Then claims there are other reasons for dismissing Judaism but skips the burden of proof with the excuse that 'now is not the time for that.'

Self-fellatio about the dangerous and unlikeable truth the author is going to present.
Seriously, four paragraphs warning the reader that they won't like it and to keep an open mind.

Asserts there are only two possible religions left now: Islam and Zoroastrianism.
Then proceeds to claim Islam is 'better' on the basis that:
1. Islam is for all people, not just Arabs. Without addressing, much less demonstrating that Zoroastrianism is not for everyone.
2. Immediately invalidating point 1 by harping about the importance of 'Islam' and it's meaning as an Arabic word.
3. Immediately invalidates point 1 again, by pointing out that the creator god of Islam is the same god that sent prophets and messengers to various chosen people.
4. A weird 'argument' about how Islam is not, through it's name connected to any person or region with this list:
- Judaism (Juda)
- Buddhism (Buddha)
- Christianity (Christ)
- Hinduism (India)
- Zoroastrianism (Zoroaster)
As if Islam did not start specifically in the Arab world with Arabic being the divine language.

Then claims you don't need to know about Islam to come to the religion via reason and experience, thereby conflating Islam with generic d/theism.

Now follows an appeal to scriptural authority/veracity.
On which basis the author dismisses Zoroastrianism again (no/few texts remaining) and Christianity (controversial origins of the bible).
Completely fails to address the scriptural authority of other religions.
Then asserts, falsely, that there is virtually no controversy about the Quran.
Proceeds to invalidate his argument by appeal to the oral tradition of the Quran.

Tries to dismiss accusations of Islam being sexist by playing various 'whataboutism' cards.
Then proceeds to list various immoral, sexist and barbaric teachings from the Quran only to dismiss them by once again appealing to 'special' consistent authenticity. As if the former are in any way remedied by the latter.

Disingenuously or foolishly mistakes the moral criticisms of the Quran as an attack on it's veracity.
Tries to defend the atrocities in the Quran by appealing to the subjective morality of the rest of the world.
Finishes with a literal appeal to authority: god know what's best for us.

Regurgitates all the 'arguments' made at this point and then ads the mob-boss threat of hell.

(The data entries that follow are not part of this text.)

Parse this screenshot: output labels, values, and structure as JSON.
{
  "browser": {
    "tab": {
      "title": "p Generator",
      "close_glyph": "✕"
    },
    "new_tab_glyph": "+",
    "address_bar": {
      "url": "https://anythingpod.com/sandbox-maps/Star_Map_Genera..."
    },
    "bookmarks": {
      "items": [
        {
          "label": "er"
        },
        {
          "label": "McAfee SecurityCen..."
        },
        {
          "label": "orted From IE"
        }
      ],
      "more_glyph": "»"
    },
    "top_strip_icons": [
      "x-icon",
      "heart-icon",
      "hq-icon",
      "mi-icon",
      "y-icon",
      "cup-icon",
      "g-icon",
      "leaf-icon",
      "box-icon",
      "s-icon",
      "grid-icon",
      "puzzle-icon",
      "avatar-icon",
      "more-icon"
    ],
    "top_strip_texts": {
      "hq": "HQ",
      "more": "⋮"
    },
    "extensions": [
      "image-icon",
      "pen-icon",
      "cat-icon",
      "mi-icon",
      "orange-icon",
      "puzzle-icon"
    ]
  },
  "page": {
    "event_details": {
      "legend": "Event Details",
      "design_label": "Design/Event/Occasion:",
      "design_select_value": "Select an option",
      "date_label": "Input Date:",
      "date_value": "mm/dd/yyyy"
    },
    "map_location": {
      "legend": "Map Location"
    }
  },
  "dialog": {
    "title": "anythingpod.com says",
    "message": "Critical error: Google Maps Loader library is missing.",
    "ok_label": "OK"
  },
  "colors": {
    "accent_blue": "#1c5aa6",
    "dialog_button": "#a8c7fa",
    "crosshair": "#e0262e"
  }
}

Followed by the typical erroneous claim that the Quran does not contain any errors or contradictions.
Followed by the even more ridiculous assertion that the Quran is the most poetic piece of literature in existence and that, even the Arabs, supposedly the masters of poetry and literature have never been able to produce better.
Tries to enforce this claim by appealing to Muhammed's illiteracy proving it came from god.

Briefly touches upon the liar, nutter, prophet false trilemma and then asserts, blindly, that prophet is the only reasonable conclusion.

Next the author tries to dismiss the fact that the Quran is partially copied from Judaism and Christianity by asserting there was not Arab bible at the time and Muhammed couldn't read anyway. As if that's the only way one could copy the stories.

Tried to claim that the Quran's assertion to be the final message, somehow makes it true.
Then offers several ignorant and a-historical assertions about historical mistakes in the bible that are not present in the Quran.
Some unsourced appeals to authority are also thrown in the mix.

Followed by the typical nonsense of scientific 'truths' found in the quran that were not possible for that time.
Complete with mental gymnastics and brute-forced reinterpretations of Quranic mythology to fit scientific knowledge.
Also including the infamous 'embryo description in the Quran' nonsense.

Followed by another long-winded appeal to authority, which is only interesting because it reveals the author is a cherry-picker by referring to authenticated hadith.

The second to last chapter is basically explaining what's important to know/do as a Muslim.

The last chapter ends with the typical 'belief in what you need to belief and you will belief it!' diddle.

This story is, imo, poorly titled as the man in the red underpants is only mentioned twice.